- Religion and Philosophy
The Custom of Covering Knives at Birkat Hamazon
What is Birkat Hamazon?
Birkat Hamazon is the Jewish Grace After Meals. The literal translation of Birkat Hamazon is Blessing on Nourishment. Birkat Hamazon is made up of a set of blessings that thank G-d for various things including food, the land of Israel, Jerusalem and G-d's goodness. According to Jewish law, after a meal that included bread, one is required to say Birkat Hamazon. The prayer is found in Jewish prayerbooks or in special booklets that only contain Birkat Hamazon called Birkonim.
On the Jewish day of rest, Shabbat, which is on Saturday, and on Jewish festivals, there are special breads that are eaten called Challot. The Challot are placed on a special Challah board and cut with a specially designated Challah knife. There is a custom to remove knives from the table before the recital of Birkat Hamazon, including the Challa knife.
What is the source for this custom?
There are two explanations offered for this custom
- The commentator Rokeach explained that it is based on the idea that a table in Judaism is compared to an altar. In the same way that one may not place metal on an altar (because it can be formed into a weapon that shortens man's life and altars lengthens man's life), so too we remove knives once they have no use from the table before we bless G-d.
- The commentator Shibolei HaLeket quotes Rabbi Simcha who tells of a Jew who once said Birkat Hamazon and on reaching the blessing that requests from G-d that He rebuild Jerusalem, he was so overcome by the destruction of Jerusalem that he took a knife from the table and stabbed himsexlf. Since then, the custom has been to remove knives from the table before Birkat Hamazon. Unfortunately, to many of us today, this reason seems absurd- who really feels the destruction of Jerusalem so deeply today that they would be compelled to stab themselves?! In truth, this is a sad reflection of the lack of sensitivity that we have today for the matter

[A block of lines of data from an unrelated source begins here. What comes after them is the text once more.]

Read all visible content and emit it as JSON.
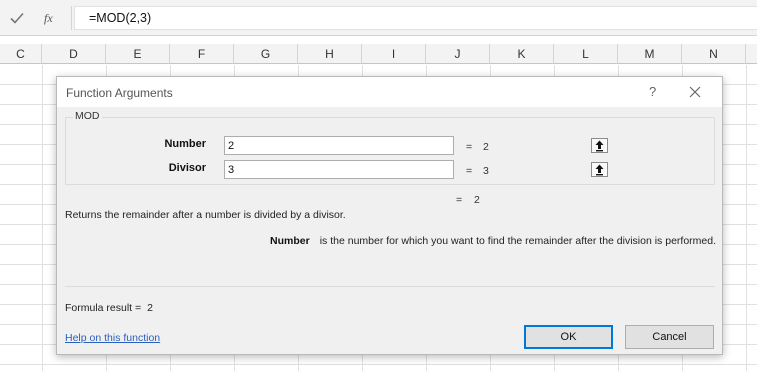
{
  "formula_bar": {
    "confirm_icon": "checkmark-icon",
    "fx_label": "fx",
    "formula": "=MOD(2,3)"
  },
  "columns": [
    "C",
    "D",
    "E",
    "F",
    "G",
    "H",
    "I",
    "J",
    "K",
    "L",
    "M",
    "N"
  ],
  "dialog": {
    "title": "Function Arguments",
    "help_label": "?",
    "close_icon": "close-icon",
    "function_name": "MOD",
    "arguments": [
      {
        "label": "Number",
        "value": "2",
        "equals": "=",
        "result": "2"
      },
      {
        "label": "Divisor",
        "value": "3",
        "equals": "=",
        "result": "3"
      }
    ],
    "overall_equals": "=",
    "overall_result": "2",
    "description": "Returns the remainder after a number is divided by a divisor.",
    "arg_detail_name": "Number",
    "arg_detail_text": "is the number for which you want to find the remainder after the division is performed.",
    "formula_result_label": "Formula result =",
    "formula_result_value": "2",
    "help_link": "Help on this function",
    "ok_label": "OK",
    "cancel_label": "Cancel",
    "colors": {
      "accent": "#0078d7",
      "link": "#2a5fbf",
      "dialog_bg": "#f0f0f0"
    }
  }
}
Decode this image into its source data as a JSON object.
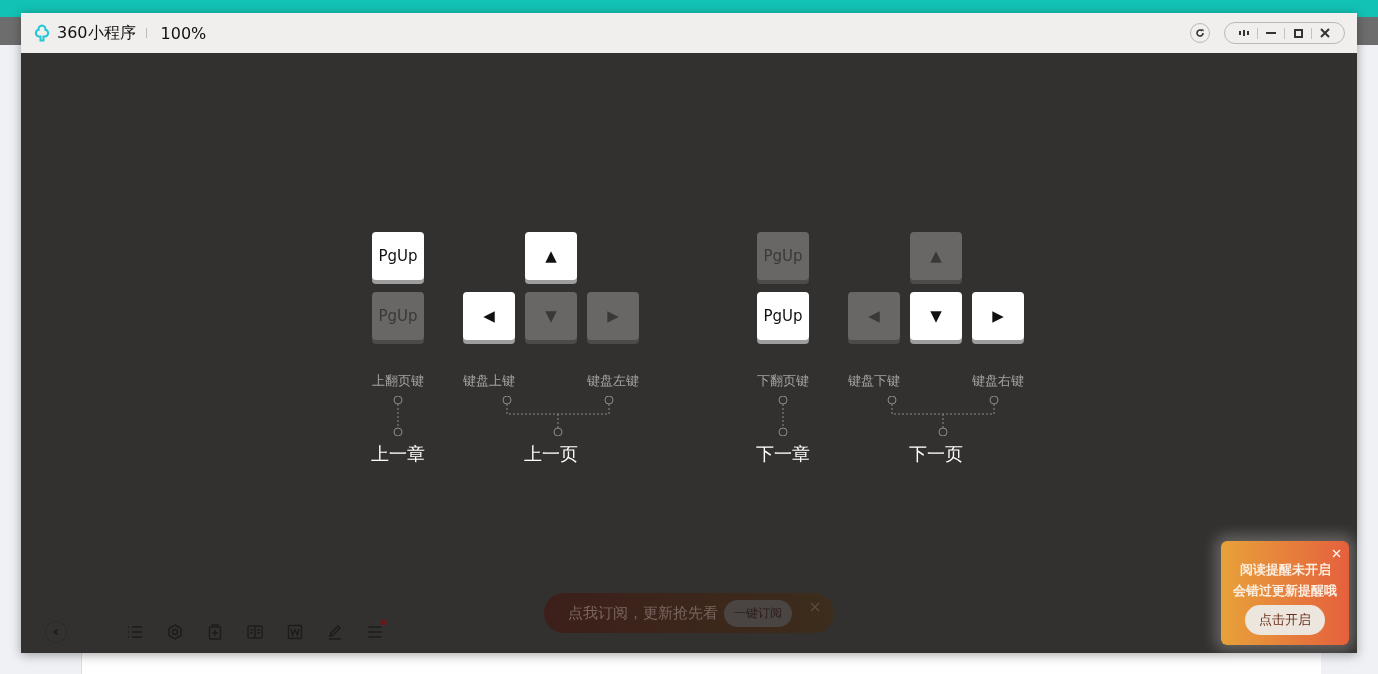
{
  "window": {
    "title": "360小程序",
    "zoom": "100%"
  },
  "sides": [
    {
      "actions": [
        {
          "kind": "pg",
          "keys": [
            {
              "label": "PgUp",
              "active": true
            },
            {
              "label": "PgUp",
              "active": false
            }
          ],
          "captions": [
            "上翻页键"
          ],
          "title": "上一章"
        },
        {
          "kind": "arrows",
          "keys": [
            {
              "label": "▲",
              "active": true
            },
            {
              "label": "◀",
              "active": true
            },
            {
              "label": "▼",
              "active": false
            },
            {
              "label": "▶",
              "active": false
            }
          ],
          "captions": [
            "键盘上键",
            "键盘左键"
          ],
          "title": "上一页"
        }
      ]
    },
    {
      "actions": [
        {
          "kind": "pg",
          "keys": [
            {
              "label": "PgUp",
              "active": false
            },
            {
              "label": "PgUp",
              "active": true
            }
          ],
          "captions": [
            "下翻页键"
          ],
          "title": "下一章"
        },
        {
          "kind": "arrows",
          "keys": [
            {
              "label": "▲",
              "active": false
            },
            {
              "label": "◀",
              "active": false
            },
            {
              "label": "▼",
              "active": true
            },
            {
              "label": "▶",
              "active": true
            }
          ],
          "captions": [
            "键盘下键",
            "键盘右键"
          ],
          "title": "下一页"
        }
      ]
    }
  ],
  "toolbar": {
    "tools": [
      {
        "kind": "list",
        "badge": false
      },
      {
        "kind": "settings",
        "badge": false
      },
      {
        "kind": "bookmark",
        "badge": false
      },
      {
        "kind": "book",
        "badge": false
      },
      {
        "kind": "word",
        "badge": false
      },
      {
        "kind": "pen",
        "badge": false
      },
      {
        "kind": "layers",
        "badge": true
      }
    ]
  },
  "subscribe": {
    "text": "点我订阅，更新抢先看",
    "button": "一键订阅"
  },
  "reminder": {
    "lines": [
      "阅读提醒未开启",
      "会错过更新提醒哦"
    ],
    "button": "点击开启"
  }
}
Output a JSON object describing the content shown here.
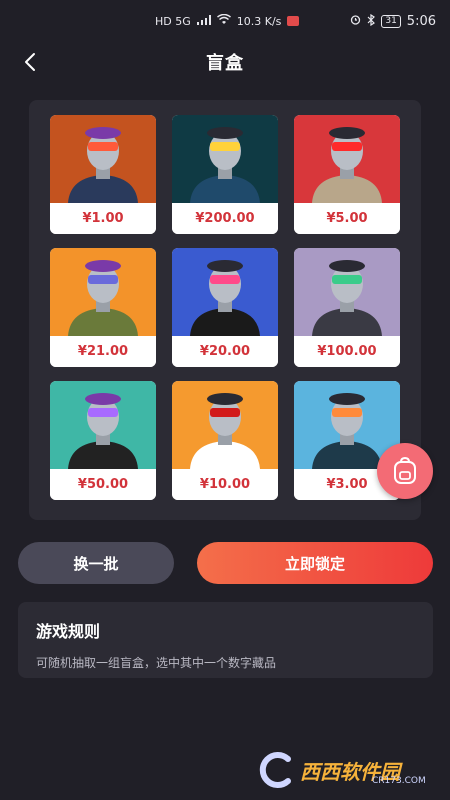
{
  "status_bar": {
    "network": "HD 5G",
    "speed": "10.3 K/s",
    "battery": "31",
    "time": "5:06"
  },
  "header": {
    "title": "盲盒"
  },
  "cards": [
    {
      "price": "¥1.00",
      "bg": "#c4531f"
    },
    {
      "price": "¥200.00",
      "bg": "#0f3a44"
    },
    {
      "price": "¥5.00",
      "bg": "#d8373b"
    },
    {
      "price": "¥21.00",
      "bg": "#f3932a"
    },
    {
      "price": "¥20.00",
      "bg": "#3a5bd0"
    },
    {
      "price": "¥100.00",
      "bg": "#a99ac4"
    },
    {
      "price": "¥50.00",
      "bg": "#3fb7a6"
    },
    {
      "price": "¥10.00",
      "bg": "#f59a2f"
    },
    {
      "price": "¥3.00",
      "bg": "#5bb4de"
    }
  ],
  "actions": {
    "change_label": "换一批",
    "lock_label": "立即锁定"
  },
  "rules": {
    "title": "游戏规则",
    "description": "可随机抽取一组盲盒，选中其中一个数字藏品"
  },
  "floating_button": {
    "icon": "backpack-icon"
  },
  "watermark": {
    "brand": "西西软件园",
    "url": "CR173.COM"
  },
  "colors": {
    "page_bg": "#201f27",
    "panel_bg": "#2c2b34",
    "price_red": "#d2333a",
    "accent_start": "#f46f4a",
    "accent_end": "#ee3a3a",
    "float_pink": "#f36b75"
  }
}
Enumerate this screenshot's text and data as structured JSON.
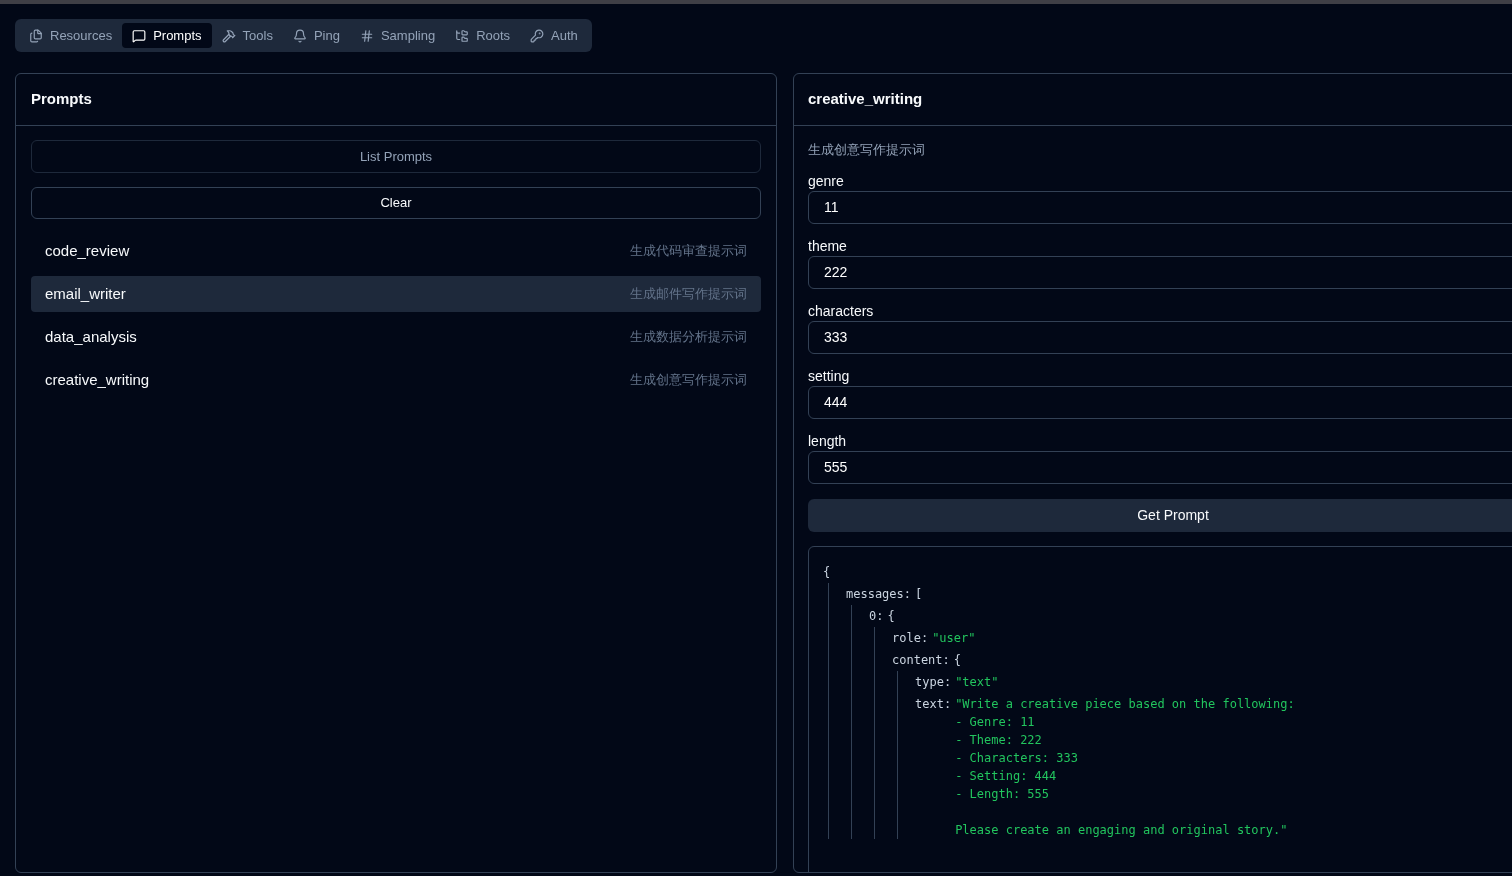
{
  "tabs": [
    {
      "label": "Resources",
      "selected": false
    },
    {
      "label": "Prompts",
      "selected": true
    },
    {
      "label": "Tools",
      "selected": false
    },
    {
      "label": "Ping",
      "selected": false
    },
    {
      "label": "Sampling",
      "selected": false
    },
    {
      "label": "Roots",
      "selected": false
    },
    {
      "label": "Auth",
      "selected": false
    }
  ],
  "prompts_panel": {
    "title": "Prompts",
    "list_button": {
      "label": "List Prompts",
      "disabled": true
    },
    "clear_button": "Clear",
    "items": [
      {
        "name": "code_review",
        "description": "生成代码审查提示词",
        "selected": false
      },
      {
        "name": "email_writer",
        "description": "生成邮件写作提示词",
        "selected": true
      },
      {
        "name": "data_analysis",
        "description": "生成数据分析提示词",
        "selected": false
      },
      {
        "name": "creative_writing",
        "description": "生成创意写作提示词",
        "selected": false
      }
    ]
  },
  "detail_panel": {
    "title": "creative_writing",
    "description": "生成创意写作提示词",
    "arguments": [
      {
        "label": "genre",
        "value": "11"
      },
      {
        "label": "theme",
        "value": "222"
      },
      {
        "label": "characters",
        "value": "333"
      },
      {
        "label": "setting",
        "value": "444"
      },
      {
        "label": "length",
        "value": "555"
      }
    ],
    "get_button": "Get Prompt",
    "result": {
      "open": "{",
      "children": [
        {
          "key": "messages:",
          "open": "[",
          "children": [
            {
              "key": "0:",
              "open": "{",
              "children": [
                {
                  "key": "role:",
                  "value": "\"user\""
                },
                {
                  "key": "content:",
                  "open": "{",
                  "children": [
                    {
                      "key": "type:",
                      "value": "\"text\""
                    },
                    {
                      "key": "text:",
                      "value": "\"Write a creative piece based on the following:\n- Genre: 11\n- Theme: 222\n- Characters: 333\n- Setting: 444\n- Length: 555\n\nPlease create an engaging and original story.\""
                    }
                  ]
                }
              ]
            }
          ]
        }
      ]
    }
  }
}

There are also a number of commentaries who show that there is room for leniency regarding this custom but perhaps the custom of covering knives is just what our generation needs to heighten our sensitivity to the holiness of the table, Birkat Hamazon and our not-yet-rebuilt-Jerusalem.